THE SAS MAIN CABLE
Although there appears to be two cables, the SAS has only one. The single main cable, and the fact that the span itself is asymmetric (the span is longer on the eastern side of the single tower than it is on the western side) gives the bridge its dramatic and dynamic appearance.
The SAS’s single, nearly 1-mile-long cable is anchored into the east end of the roadway, traveling up and over the single tower to wrap around the west end before traveling back up and over the tower to anchor back into the east end; in other words, the 2.6-foot-diameter cable acts like a giant, unbelievably strong sling; the cable’s diameter is also the largest for a self-anchored suspension span. The nearly mile-long cable is also the longest looped suspension cable in any bridge. The cable features 118 miles of 2 1/2-inch steel strands and more than 17,000 5mm wires, each of which can support the weight of a military grade Hummer. The cable is comprised of 137 steel wire strands, each of which contains 127 steel wires. The cable weighs 5,291 tons or nearly 10.6 million pounds.
In late 2011, workers erected a temporary footbridge that travels the path of the SAS cable, so ironworkers have unfettered if precarious access to the cable. On April 5, 2012, crews installed the last of the 137 steel wire strand using a hauling system to pull the coiled strand from the east end of the span over the tower and down to the west end where it loops around before heading back in the same path to anchor into the east end. The state-of-the-art hauling system– designed specifically for this operation allowed workers to complete the unprecedented work of placing the 137 individual strands. Workers placed the first strand on December 19, 2011.

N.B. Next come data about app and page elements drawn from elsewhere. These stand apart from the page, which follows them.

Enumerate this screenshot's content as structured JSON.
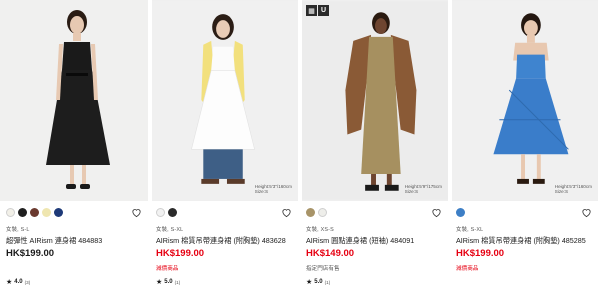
{
  "products": [
    {
      "photo_bg": "#f0f0ef",
      "garment_color": "#1a1a1a",
      "model_note": null,
      "badge": null,
      "swatches": [
        "#f2f0e8",
        "#1f1f1f",
        "#6b3a2f",
        "#efe6b0",
        "#1e3a78"
      ],
      "meta": "女裝, S-L",
      "name": "超彈性 AIRism 連身裙 484883",
      "price": "HK$199.00",
      "price_sale": false,
      "flag": "",
      "rating": "4.0",
      "rating_count": "(3)"
    },
    {
      "photo_bg": "#f0f0f0",
      "garment_color": "#fbfbfb",
      "model_note": {
        "line1": "Height:5'3\"/160cm",
        "line2": "Size:S"
      },
      "badge": null,
      "swatches": [
        "#f2f2f2",
        "#2a2a2a"
      ],
      "meta": "女裝, S-XL",
      "name": "AIRism 棉質吊帶連身裙 (附胸墊) 483628",
      "price": "HK$199.00",
      "price_sale": true,
      "flag": "減價商品",
      "rating": "5.0",
      "rating_count": "(1)"
    },
    {
      "photo_bg": "#ececec",
      "garment_color": "#a69060",
      "model_note": {
        "line1": "Height:5'9\"/175cm",
        "line2": "Size:S"
      },
      "badge": {
        "a": "▦",
        "b": "U"
      },
      "swatches": [
        "#a89468",
        "#eeeeea"
      ],
      "meta": "女裝, XS-S",
      "name": "AIRism 圓點連身裙 (短袖) 484091",
      "price": "HK$149.00",
      "price_sale": true,
      "flag": "指定門店有售",
      "flag_store": true,
      "rating": "5.0",
      "rating_count": "(1)"
    },
    {
      "photo_bg": "#f0f0f0",
      "garment_color": "#3f84cf",
      "model_note": {
        "line1": "Height:5'3\"/160cm",
        "line2": "Size:S"
      },
      "badge": null,
      "swatches": [
        "#3d7fc6"
      ],
      "meta": "女裝, S-XL",
      "name": "AIRism 棉質吊帶連身裙 (附胸墊) 485285",
      "price": "HK$199.00",
      "price_sale": true,
      "flag": "減價商品",
      "rating": "",
      "rating_count": ""
    }
  ]
}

The 137 strands were connected to anchor rods that lock them into place inside the east ends of the road decks, in a space called splay chambers, where the strands transition from being tightly compacted to spreading out to be individually anchored.
The next phase - compaction - began in April 2012 and was completed in May. Four compactor machines compressed the nearly 1-mile-long strands together with pressures up to 9,350 psi (pounds per square inch).
Each steel compactor machine contains six hydraulic jacks and weighs 30,000 pounds. The hexagon-shaped compactors are 2.3 meters (7.7 feet) in diameter and .8 meters (2.6 feet) wide.
The compaction process began at the top of the 525-foot-tall SAS tower with the machines moving 1.5 meters (4.9 feet) at a time. Once compressed to a precise diameter, temporary stainless steel seizing bands are then placed around the cable at 1.5 meter intervals to hold it in place. The strands are also compacted between the jacking and deviation saddles as the strands pass around the western end of the span. The cable is not compacted at the top of the tower as the individual strands pass through a cable saddle.
The custom-made compactors were designed by American Bridge/Fluor (a Joint Venture), the prime contractor building the SAS. The compactors were built by Jesse Engineering of Tacoma, Wash., with the jacks supplied by Enerpac of Menomonee Falls, Wis.
After compaction, workers attached the 114 cable bands to the main cable; crews used cranes and winches to lift the bands into position along the main cable. Fabricated by Goodwin Steel Castings, in Stoke-on-Trent, England, the steel bands range in size from 2.4 to 9-feet-long; the average band is 3.2-feet-long and weighs approximately 1-ton.
Once the first bands were bolted into place on the cable, workers began attaching the suspender ropes that play an essential role in load transfer. The 200 steel suspender ropes, spread amongst 100 of the cable bands, were made by Wireco in Chilicothe, Mo.; 14 of the cable bands help compress and shape the main cable but do not carry suspender ropes.
The steel wire ropes range in length from 16 to 656 feet and vary in weight from 250 pounds to more than seven tons. Despite the varying lengths and weights, the ropes are either 2.8 or 3.5 inches thick; the slightly thinner ropes can hold more than 1 million pounds, while the slightly thicker ropes can carry a weight of 1.5 million pounds. The ropes are hoisted into position over the cable bands using cranes and winches.
Construction update July 10, 2012: Work on the SAS main cable continues to progress, as 104 of the 114 cable bands have been attached to the main cable, while 160 of the 200 suspender ropes have been installed as well.